I’m having a strange sense of déjà vu this semester.
A couple of my class have given me assignments this week that are pretty much identical to other assignments I’ve had in previous courses — one of which I’ve seen at least three times now, in fact.
That third-time returning assignment (the one that I find more interesting right now, considering at this rate I’ll need to develop a punch card) was handed down in my Visual Communications class this afternoon. Essentially I have to take a number of photos over the next two weeks, either on my phone or with a professional camera, that represent major concepts in visual composition.
So a photo that shows a prominent horizontal line, one that shows a good grasp of the rule of thirds, one that displays the difference between the foreground and background, etc.

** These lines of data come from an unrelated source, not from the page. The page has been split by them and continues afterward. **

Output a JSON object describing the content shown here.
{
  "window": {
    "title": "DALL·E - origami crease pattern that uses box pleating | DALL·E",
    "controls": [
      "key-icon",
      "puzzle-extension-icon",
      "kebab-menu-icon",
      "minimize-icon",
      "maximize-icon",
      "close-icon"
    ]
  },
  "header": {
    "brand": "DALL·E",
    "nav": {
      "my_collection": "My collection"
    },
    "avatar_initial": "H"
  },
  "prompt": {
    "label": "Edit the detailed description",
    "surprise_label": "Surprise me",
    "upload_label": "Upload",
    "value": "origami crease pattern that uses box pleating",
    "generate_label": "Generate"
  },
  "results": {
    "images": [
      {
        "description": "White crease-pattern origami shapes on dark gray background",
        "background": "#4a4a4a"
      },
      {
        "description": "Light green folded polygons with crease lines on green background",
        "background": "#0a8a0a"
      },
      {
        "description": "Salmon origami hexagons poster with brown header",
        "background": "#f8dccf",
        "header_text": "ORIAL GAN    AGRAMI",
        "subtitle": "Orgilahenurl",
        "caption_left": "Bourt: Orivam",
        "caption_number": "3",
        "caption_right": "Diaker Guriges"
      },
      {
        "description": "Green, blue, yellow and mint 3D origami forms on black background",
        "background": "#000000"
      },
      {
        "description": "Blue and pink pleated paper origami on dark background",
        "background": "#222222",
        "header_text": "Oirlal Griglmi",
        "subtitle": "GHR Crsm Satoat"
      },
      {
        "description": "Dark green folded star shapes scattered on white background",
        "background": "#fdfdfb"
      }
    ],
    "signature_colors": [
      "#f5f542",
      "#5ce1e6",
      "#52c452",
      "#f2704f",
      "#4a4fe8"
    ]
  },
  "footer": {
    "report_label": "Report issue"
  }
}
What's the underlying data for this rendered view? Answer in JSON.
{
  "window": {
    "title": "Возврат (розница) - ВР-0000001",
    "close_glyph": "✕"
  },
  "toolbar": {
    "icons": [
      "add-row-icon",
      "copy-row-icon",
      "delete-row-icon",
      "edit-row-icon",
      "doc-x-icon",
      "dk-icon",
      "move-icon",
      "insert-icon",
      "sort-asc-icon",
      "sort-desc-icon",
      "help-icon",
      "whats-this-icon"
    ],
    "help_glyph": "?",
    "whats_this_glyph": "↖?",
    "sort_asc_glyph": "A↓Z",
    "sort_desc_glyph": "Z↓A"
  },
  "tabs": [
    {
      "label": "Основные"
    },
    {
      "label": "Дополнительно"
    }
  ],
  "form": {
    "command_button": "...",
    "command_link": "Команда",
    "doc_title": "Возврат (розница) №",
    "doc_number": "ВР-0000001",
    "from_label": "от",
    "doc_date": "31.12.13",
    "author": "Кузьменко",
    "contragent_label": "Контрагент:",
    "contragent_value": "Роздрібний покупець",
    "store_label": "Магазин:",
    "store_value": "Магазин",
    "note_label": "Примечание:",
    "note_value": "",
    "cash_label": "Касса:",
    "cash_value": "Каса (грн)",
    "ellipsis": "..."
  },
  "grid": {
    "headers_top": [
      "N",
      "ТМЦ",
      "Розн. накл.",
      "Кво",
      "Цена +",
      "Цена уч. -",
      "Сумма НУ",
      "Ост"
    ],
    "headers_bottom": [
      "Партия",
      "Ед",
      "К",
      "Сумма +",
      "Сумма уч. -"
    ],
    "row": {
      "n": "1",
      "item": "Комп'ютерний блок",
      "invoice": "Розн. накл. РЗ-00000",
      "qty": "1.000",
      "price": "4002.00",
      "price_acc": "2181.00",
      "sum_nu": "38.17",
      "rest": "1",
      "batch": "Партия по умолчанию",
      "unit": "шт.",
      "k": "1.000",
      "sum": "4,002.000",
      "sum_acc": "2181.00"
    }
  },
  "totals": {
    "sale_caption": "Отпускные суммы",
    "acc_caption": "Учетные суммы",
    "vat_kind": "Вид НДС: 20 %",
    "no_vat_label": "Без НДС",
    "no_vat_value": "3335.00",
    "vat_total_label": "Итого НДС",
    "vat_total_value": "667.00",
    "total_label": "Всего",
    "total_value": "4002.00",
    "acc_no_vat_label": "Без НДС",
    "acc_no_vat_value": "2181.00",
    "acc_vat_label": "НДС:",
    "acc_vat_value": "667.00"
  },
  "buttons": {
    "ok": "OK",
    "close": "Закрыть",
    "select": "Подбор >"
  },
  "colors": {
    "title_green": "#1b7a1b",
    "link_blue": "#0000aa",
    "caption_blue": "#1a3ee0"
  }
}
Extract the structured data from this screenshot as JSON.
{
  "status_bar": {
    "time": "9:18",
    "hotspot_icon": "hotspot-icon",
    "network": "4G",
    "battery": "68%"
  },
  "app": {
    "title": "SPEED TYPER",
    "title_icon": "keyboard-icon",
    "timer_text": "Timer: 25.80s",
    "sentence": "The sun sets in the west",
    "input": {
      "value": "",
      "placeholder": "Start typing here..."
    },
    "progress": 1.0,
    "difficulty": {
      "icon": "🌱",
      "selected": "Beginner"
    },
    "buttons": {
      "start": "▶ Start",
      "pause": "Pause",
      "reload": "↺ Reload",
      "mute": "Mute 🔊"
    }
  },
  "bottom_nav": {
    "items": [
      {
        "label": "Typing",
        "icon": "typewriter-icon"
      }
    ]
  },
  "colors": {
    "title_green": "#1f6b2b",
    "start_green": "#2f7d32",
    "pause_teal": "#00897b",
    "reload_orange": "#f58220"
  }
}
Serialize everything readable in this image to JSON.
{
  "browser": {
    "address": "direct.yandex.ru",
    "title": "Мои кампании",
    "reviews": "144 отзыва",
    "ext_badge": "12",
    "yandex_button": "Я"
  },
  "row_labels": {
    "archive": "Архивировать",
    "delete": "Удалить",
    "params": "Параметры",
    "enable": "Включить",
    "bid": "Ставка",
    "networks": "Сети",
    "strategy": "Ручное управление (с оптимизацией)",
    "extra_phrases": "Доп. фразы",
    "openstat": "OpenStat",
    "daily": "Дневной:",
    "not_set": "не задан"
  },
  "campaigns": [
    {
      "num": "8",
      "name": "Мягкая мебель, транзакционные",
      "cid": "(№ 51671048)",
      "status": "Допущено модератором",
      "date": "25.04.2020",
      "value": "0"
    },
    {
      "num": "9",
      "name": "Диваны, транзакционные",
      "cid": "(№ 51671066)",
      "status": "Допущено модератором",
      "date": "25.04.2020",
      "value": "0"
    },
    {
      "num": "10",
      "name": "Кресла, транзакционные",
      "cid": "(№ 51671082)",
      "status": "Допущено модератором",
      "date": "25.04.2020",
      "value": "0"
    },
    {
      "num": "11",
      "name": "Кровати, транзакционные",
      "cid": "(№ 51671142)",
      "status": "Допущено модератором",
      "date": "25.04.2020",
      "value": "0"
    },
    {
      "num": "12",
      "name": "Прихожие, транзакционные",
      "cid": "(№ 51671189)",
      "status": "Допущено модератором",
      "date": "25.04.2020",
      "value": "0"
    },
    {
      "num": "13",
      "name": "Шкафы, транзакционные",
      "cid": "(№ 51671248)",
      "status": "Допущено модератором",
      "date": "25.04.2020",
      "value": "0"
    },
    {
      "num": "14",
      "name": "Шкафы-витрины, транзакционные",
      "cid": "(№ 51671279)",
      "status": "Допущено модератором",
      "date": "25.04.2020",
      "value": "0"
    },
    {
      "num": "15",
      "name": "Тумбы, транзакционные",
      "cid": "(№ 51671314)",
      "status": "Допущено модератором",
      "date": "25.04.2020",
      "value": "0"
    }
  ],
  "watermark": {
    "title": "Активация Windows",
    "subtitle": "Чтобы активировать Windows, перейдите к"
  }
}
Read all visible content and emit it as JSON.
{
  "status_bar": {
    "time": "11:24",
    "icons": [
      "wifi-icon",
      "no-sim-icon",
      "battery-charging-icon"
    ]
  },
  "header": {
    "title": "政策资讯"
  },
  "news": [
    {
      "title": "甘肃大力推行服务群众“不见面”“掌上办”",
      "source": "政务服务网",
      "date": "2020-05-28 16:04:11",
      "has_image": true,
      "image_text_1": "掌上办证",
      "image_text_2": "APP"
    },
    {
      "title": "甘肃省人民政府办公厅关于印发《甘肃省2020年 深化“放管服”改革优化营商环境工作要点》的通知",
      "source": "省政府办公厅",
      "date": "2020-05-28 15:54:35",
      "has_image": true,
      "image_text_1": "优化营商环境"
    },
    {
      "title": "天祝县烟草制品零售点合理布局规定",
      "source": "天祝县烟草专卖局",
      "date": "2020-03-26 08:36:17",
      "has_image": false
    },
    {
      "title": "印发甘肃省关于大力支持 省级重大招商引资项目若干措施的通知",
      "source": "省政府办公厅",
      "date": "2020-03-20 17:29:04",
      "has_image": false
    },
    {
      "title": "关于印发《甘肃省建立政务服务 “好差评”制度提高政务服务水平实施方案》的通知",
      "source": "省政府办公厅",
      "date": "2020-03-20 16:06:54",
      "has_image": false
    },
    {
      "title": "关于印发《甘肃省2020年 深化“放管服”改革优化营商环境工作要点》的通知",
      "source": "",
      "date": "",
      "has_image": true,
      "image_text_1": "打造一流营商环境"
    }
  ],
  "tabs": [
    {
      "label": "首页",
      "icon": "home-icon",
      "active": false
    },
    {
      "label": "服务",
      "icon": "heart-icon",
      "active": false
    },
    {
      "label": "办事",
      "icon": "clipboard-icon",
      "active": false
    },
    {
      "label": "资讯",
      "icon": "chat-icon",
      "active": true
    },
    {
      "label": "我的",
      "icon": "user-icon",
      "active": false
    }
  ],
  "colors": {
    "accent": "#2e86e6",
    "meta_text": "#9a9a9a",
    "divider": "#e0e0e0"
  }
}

As an isolated assignment it makes sense. What better way to get kids engaged and learn a variety of terms by making use of that little device in our pockets to actually engage with the work.
The problem comes when, as in my case, you see the same assignment repeatedly. In Comm 202, focused on broadcast journalism basics. In Multimedia Journalism. Now, again, in Visual Communications.
Is there just some unwritten rule that in the 21st century, every visual-focused class will get students to go out and take sample photos with their phones? Was there a college teaching conference that established this staple?
Is it only a California thing or does this happen all across the country?
I’m actually, genuinely curious to know.
My Mass Media Ethics class yesterday also assigned a small project I’ve seen before. For that, we need to spend about a week keeping a media log with all the news we consume so we can reflect on it.
I had to do the exact same thing for my Comm 233 class — the one that I started this blog for.
Back then I was pretty upset with the project. The professor was kind of an old fart and quite literally used the assignment as a way to rub it in our faces that we’re all too addicted to technology.
Like sure we definitely are, but that doesn’t mean you need to be condescending about it dude.
This time around the assignment is focused more on tracing back to the corporations that own each media outlet and deciding how that ownership might create bias.
A more interesting, reasonable through-line in my opinion.
Thinking about it, those two kinds of assignments seem very intrinsically linked to modern-day students. I suppose that’s the reason why they’re showing up repeatedly, for me at least. Whether or not you guess see these particular assignments, or just other projects that multiple teachers have assigned, I guess is up to you all to let me know.
No matter what, I’m just glad neither of these two projects are due next week. Because my two essays for my Psych classes still loom heavy on my mind…
As an aside, while this isn’t related to the overall post I’ve just written, it’s something that stood out to me so much today that I just had to share it.
Over the past few months I’ve been watching a YouTuber named Nando v. Movies rewrite the recent DCEU Justice League film beat-by-beat. It has been fascinating to watch, as one of the reasons I picked up on the guy in the first place was because of his script rewrites. They show a great grasp of the comic book source material and movie structure, so it’s always a joy.
The four-part Justice League series has been especially great, in my opinion. While I enjoyed the original movie, the novel version Nando creates is vastly superior and sets up a much more compelling path for the universe to take.
It’s just too bad he isn’t actually working at DC’s movie division.
The final part of the series just released today, and I would say it’s very worth taking an hour and a half to watch each part in a row. You can check them out here.
Dude deserves the shout out, go see his stuff.